Each year, more than 100,000 American horses cross the borders into Canada and Mexico where they are sold for slaughter. Countless thousands are seized by animal control officers in cases of abandonment, abuse or neglect, while an untold number of horses suffer silently in barns and backyards around the country. It seems an unfair fate for the animal that has, throughout history, given so much to mankind. Fields were plowed, battles were won, new frontiers were discovered and nations were built – all on the back of a horse.
Over the last decade, hope for a brighter future has blossomed in the widespread emergence of equine welfare organizations. While these organizations have begun to provide a safety net for America's horses, the need for them is increasing exponentially.
Rising costs of fuel and hay, coupled with an economic downturn, have thrust more equines than ever into at-risk situations. At the same time, feeling the economic pinch, Americans have decreased their charitable giving and equine welfare organizations are seeing fewer, smaller donations. The result is an industry that is financially struggling and has reached or is nearing capacity, in a climate where the need for these organizations is urgent and continuing to grow. Now, more than ever, the equine welfare industry needs to thrive.
After spending several years in the equine welfare world, Shirley Puga wanted to make a difference beyond the 800+ horses she was able to rescue herself. She aspired to impact the lives of horses across the country. Towards that end, Puga is launching National Equine Resource Network (NERN). NERN has been created specifically to ensure the stability, and nurture the growth, of the rapidly expanding equine welfare industry.
“There are over 400 known equine welfare organizations in the United States. Most of these facilities are young organizations, operating on a shoestring budget, and managed by people with incredible heart and drive, but who generally do not have the time or expertise to make the most effective use of their limited resources” says Puga.
She goes on to say that “The mission of NERN is to help these organizations remain stable in an unstable climate, and to provide them with the tools, education and support necessary to achieve growth and sustainability. Cats and dogs have a support structure through the national network of humane societies and SPCAs, but there is little in the way of a comprehensive support network for horses. NERN aims to change that.”
NERN is currently distributing a survey to equine welfare organizations requesting their feedback on the areas where assistance is most critical. Programs that will be activated later this year include a comprehensive resource database, equine welfare grants, as well as collaborative projects, such as castration clinics and educational workshops.
The horse has served mankind for hundreds of years – on the farm and the battlefield, on the track and down long roads. The equine welfare community that works to give back to the horse is dedicated, but struggling. Help is on the way.

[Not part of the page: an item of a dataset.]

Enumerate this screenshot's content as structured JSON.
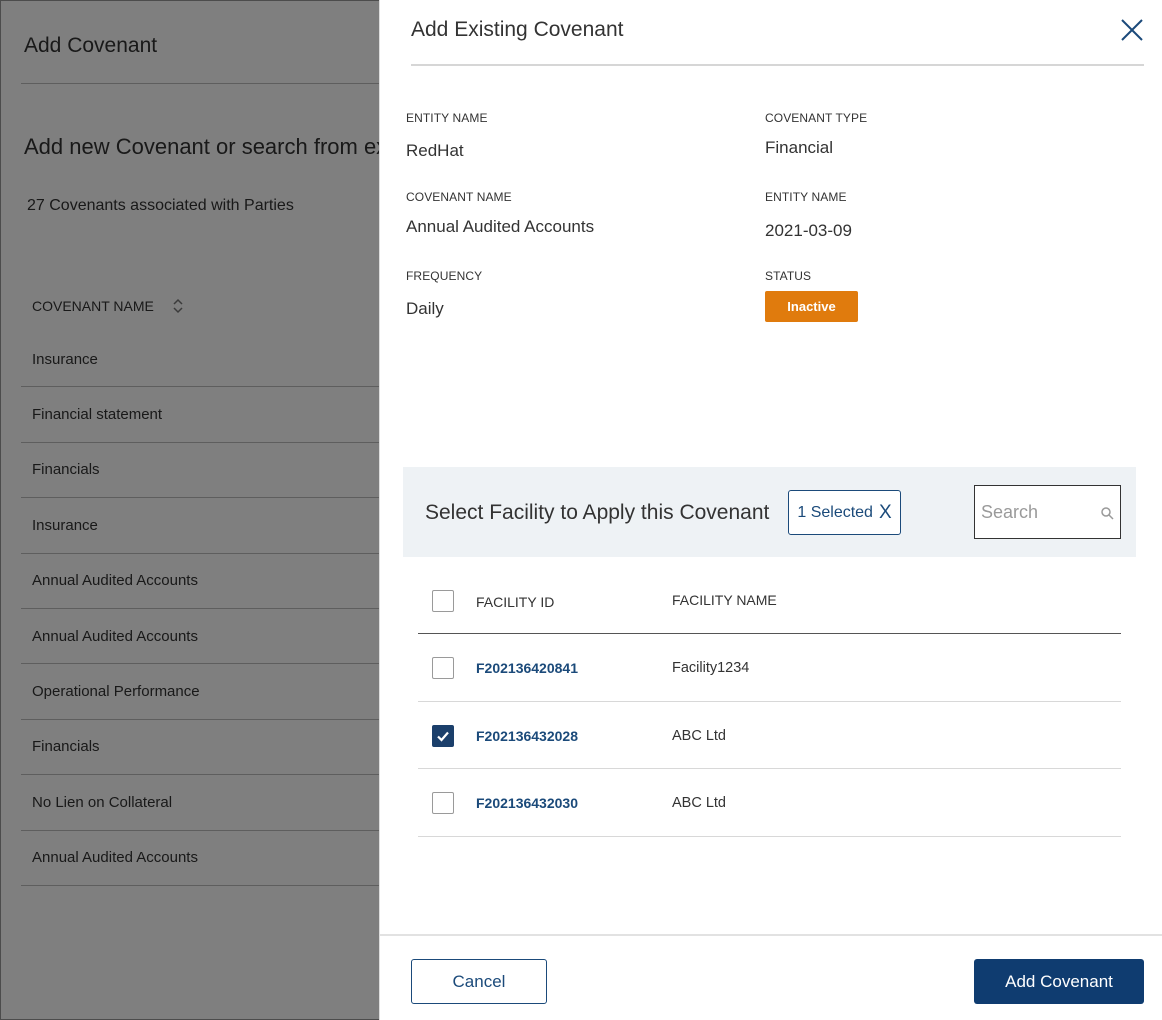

For more information about NERN, please visit us online at www.nationalequine.org or contact Shirley Puga, Executive Director, at 760.419.2462